ST. CLAIRSVILLE — To mark National Child Abuse Prevention Month, the Belmont County Board of Commissioners heard from Department of Job and Family Services Director Jeff Felton Wednesday, who spoke about his staff’s work with area children in need.
Talk concerned the needs of Belmont County families and children and the ones helped during 2020, as well as expectations going forward once the COVID-19 pandemic has passed.
Children Services Department Administrator Christine Parker referred to a summary of activities, noting 50 children were in foster care on Jan. 1, 2020, with 29 entering foster care and 45 leaving foster care, leaving 34 children in foster homes as of Dec. 31. There were 50 in 2019 and 34 in 2018.
Parker said there are seven families taking classes to become foster families.
“At the end of 2020 we were down to 34 children, which is really good. As of today we have like one child in an institution,” Felton said. “We’re ahead of the curve when it comes to many other counties.”
Felton credited work with other agencies such as the Family and Children First Council, that works with the goal of providing services to parents without them having to relinquish custody.
“It really is a community effort,” he said.
Parker also said they are working with other agencies such as the Board of Developmental Disabilities for specialized treatment or placement.
“Through that partnership, what we started doing is providing in-home services.

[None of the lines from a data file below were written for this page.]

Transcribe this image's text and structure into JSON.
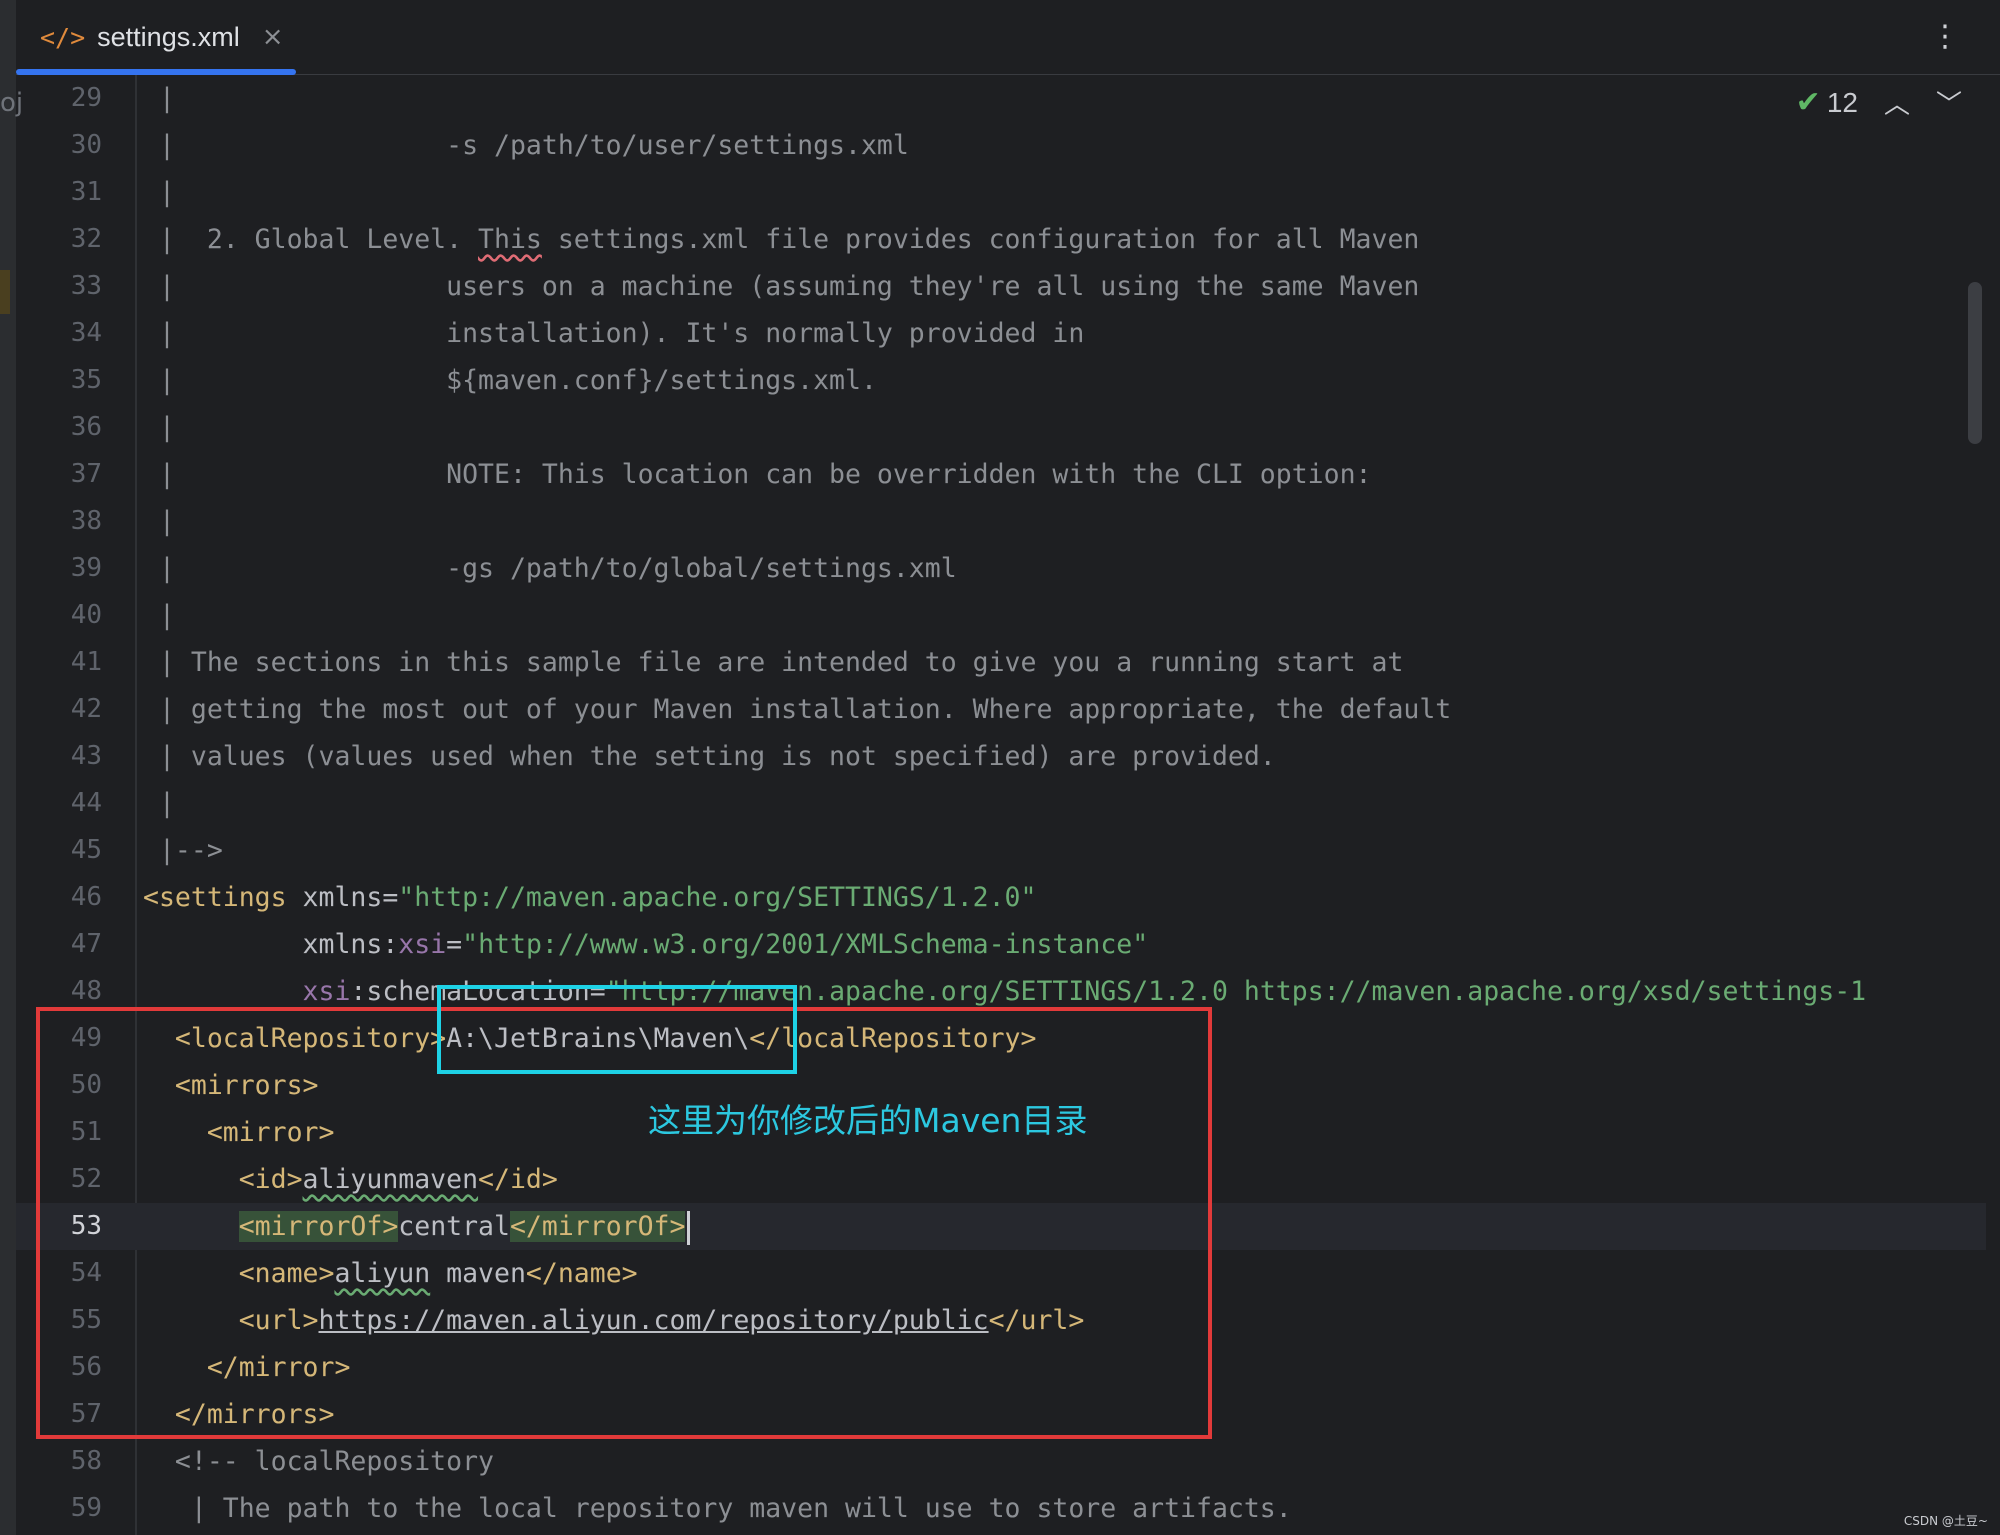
{
  "tab": {
    "icon": "</>",
    "label": "settings.xml",
    "close_label": "×"
  },
  "toolbar": {
    "more_label": "⋮"
  },
  "inspection": {
    "check_label": "✔",
    "count": "12",
    "up_label": "︿",
    "down_label": "﹀"
  },
  "left_fragment": "oj",
  "annotation": "这里为你修改后的Maven目录",
  "watermark": "CSDN @土豆~",
  "editor": {
    "current_line": 53,
    "lines": [
      {
        "n": 29,
        "segs": [
          {
            "t": " |",
            "c": "comment"
          }
        ]
      },
      {
        "n": 30,
        "segs": [
          {
            "t": " |                 -s /path/to/user/settings.xml",
            "c": "comment"
          }
        ]
      },
      {
        "n": 31,
        "segs": [
          {
            "t": " |",
            "c": "comment"
          }
        ]
      },
      {
        "n": 32,
        "segs": [
          {
            "t": " |  2. Global Level. ",
            "c": "comment"
          },
          {
            "t": "This",
            "c": "comment squig-red"
          },
          {
            "t": " settings.xml file provides configuration for all Maven",
            "c": "comment"
          }
        ]
      },
      {
        "n": 33,
        "segs": [
          {
            "t": " |                 users on a machine (assuming they're all using the same Maven",
            "c": "comment"
          }
        ]
      },
      {
        "n": 34,
        "segs": [
          {
            "t": " |                 installation). It's normally provided in",
            "c": "comment"
          }
        ]
      },
      {
        "n": 35,
        "segs": [
          {
            "t": " |                 ${maven.conf}/settings.xml.",
            "c": "comment"
          }
        ]
      },
      {
        "n": 36,
        "segs": [
          {
            "t": " |",
            "c": "comment"
          }
        ]
      },
      {
        "n": 37,
        "segs": [
          {
            "t": " |                 NOTE: This location can be overridden with the CLI option:",
            "c": "comment"
          }
        ]
      },
      {
        "n": 38,
        "segs": [
          {
            "t": " |",
            "c": "comment"
          }
        ]
      },
      {
        "n": 39,
        "segs": [
          {
            "t": " |                 -gs /path/to/global/settings.xml",
            "c": "comment"
          }
        ]
      },
      {
        "n": 40,
        "segs": [
          {
            "t": " |",
            "c": "comment"
          }
        ]
      },
      {
        "n": 41,
        "segs": [
          {
            "t": " | The sections in this sample file are intended to give you a running start at",
            "c": "comment"
          }
        ]
      },
      {
        "n": 42,
        "segs": [
          {
            "t": " | getting the most out of your Maven installation. Where appropriate, the default",
            "c": "comment"
          }
        ]
      },
      {
        "n": 43,
        "segs": [
          {
            "t": " | values (values used when the setting is not specified) are provided.",
            "c": "comment"
          }
        ]
      },
      {
        "n": 44,
        "segs": [
          {
            "t": " |",
            "c": "comment"
          }
        ]
      },
      {
        "n": 45,
        "segs": [
          {
            "t": " |-->",
            "c": "comment"
          }
        ]
      },
      {
        "n": 46,
        "segs": [
          {
            "t": "<settings",
            "c": "tag"
          },
          {
            "t": " xmlns",
            "c": "attr"
          },
          {
            "t": "=",
            "c": "txt"
          },
          {
            "t": "\"http://maven.apache.org/SETTINGS/1.2.0\"",
            "c": "str"
          }
        ]
      },
      {
        "n": 47,
        "segs": [
          {
            "t": "          xmlns",
            "c": "attr"
          },
          {
            "t": ":",
            "c": "txt"
          },
          {
            "t": "xsi",
            "c": "ns"
          },
          {
            "t": "=",
            "c": "txt"
          },
          {
            "t": "\"http://www.w3.org/2001/XMLSchema-instance\"",
            "c": "str"
          }
        ]
      },
      {
        "n": 48,
        "segs": [
          {
            "t": "          ",
            "c": "txt"
          },
          {
            "t": "xsi",
            "c": "ns"
          },
          {
            "t": ":schemaLocation=",
            "c": "attr"
          },
          {
            "t": "\"http://maven.apache.org/SETTINGS/1.2.0 https://maven.apache.org/xsd/settings-1",
            "c": "str"
          }
        ]
      },
      {
        "n": 49,
        "segs": [
          {
            "t": "  <localRepository>",
            "c": "tag"
          },
          {
            "t": "A:\\JetBrains\\Maven\\",
            "c": "txt"
          },
          {
            "t": "</localRepository>",
            "c": "tag"
          }
        ]
      },
      {
        "n": 50,
        "segs": [
          {
            "t": "  <mirrors>",
            "c": "tag"
          }
        ]
      },
      {
        "n": 51,
        "segs": [
          {
            "t": "    <mirror>",
            "c": "tag"
          }
        ]
      },
      {
        "n": 52,
        "segs": [
          {
            "t": "      <id>",
            "c": "tag"
          },
          {
            "t": "aliyunmaven",
            "c": "txt squig"
          },
          {
            "t": "</id>",
            "c": "tag"
          }
        ]
      },
      {
        "n": 53,
        "segs": [
          {
            "t": "      ",
            "c": "txt"
          },
          {
            "t": "<mirrorOf>",
            "c": "tag hl"
          },
          {
            "t": "central",
            "c": "txt"
          },
          {
            "t": "</mirrorOf>",
            "c": "tag hl"
          }
        ],
        "caret": true
      },
      {
        "n": 54,
        "segs": [
          {
            "t": "      <name>",
            "c": "tag"
          },
          {
            "t": "aliyun",
            "c": "txt squig"
          },
          {
            "t": " maven",
            "c": "txt"
          },
          {
            "t": "</name>",
            "c": "tag"
          }
        ]
      },
      {
        "n": 55,
        "segs": [
          {
            "t": "      <url>",
            "c": "tag"
          },
          {
            "t": "https://maven.aliyun.com/repository/public",
            "c": "url"
          },
          {
            "t": "</url>",
            "c": "tag"
          }
        ]
      },
      {
        "n": 56,
        "segs": [
          {
            "t": "    </mirror>",
            "c": "tag"
          }
        ]
      },
      {
        "n": 57,
        "segs": [
          {
            "t": "  </mirrors>",
            "c": "tag"
          }
        ]
      },
      {
        "n": 58,
        "segs": [
          {
            "t": "  <!-- localRepository",
            "c": "comment"
          }
        ]
      },
      {
        "n": 59,
        "segs": [
          {
            "t": "   | The path to the local repository maven will use to store artifacts.",
            "c": "comment"
          }
        ]
      }
    ]
  }
}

It’s working pretty well,” Parker said. She also mentioned partnerships with The Village Network. “We help find therapists and case managers going into the family’s home. They’re home three to five hours a week, providing services.”
The MRDD also provides a residential home on evenings and weekends as needed.
“Removing a child is very traumatic. Not only for the child, for the family, the staff, to see those emotions too,” Felton said. He said his department makes every effort to work with families.
“Once we step into your house, your family’s really never the same,” he said. “We’re very careful with how we present ourselves. We want to engage the family. We want the same thing the family wants.”
In answer to a question from Commissioner Jerry Echemann, Felton said the department must screen out false or malicious reports.
“There has to be a legitimate reason for us to screen in a referral,” he said.
He said his department responds to issues involving children 18 and younger, or possibly 21 and younger if the individual has special needs.
There were 1,154 reports in 2020, with 908 in 2019 and 750 in 2018. Felton elaborated, saying 214 reports were of serious concern, with an apparent perpetrator and victim, compared to 98 reports in 2019 and 111 in 2018. In 235 cases were matters of concern, but without allegations of abuse or neglect.
Nicole Couch, intake supervisor, said she looks for numbers to stabilize.
“I think we’re back on track to where we were prior to the pandemic,” she said.
Felton also has concerns that cases may have gone unreported.
“We were down a little bit, early on in the pandemic, but … we’re pretty much back to where we were. We want to get the calls that we need,” Felton said, adding that there are about 13,000 children in Belmont County and 12 staff members.
“We need community partners. We need neighbors. We need everybody to be concerned about children,” Felton said.
For more information, DJFS can be reached at 740-695-1075. The website is belmontcdjfs.com.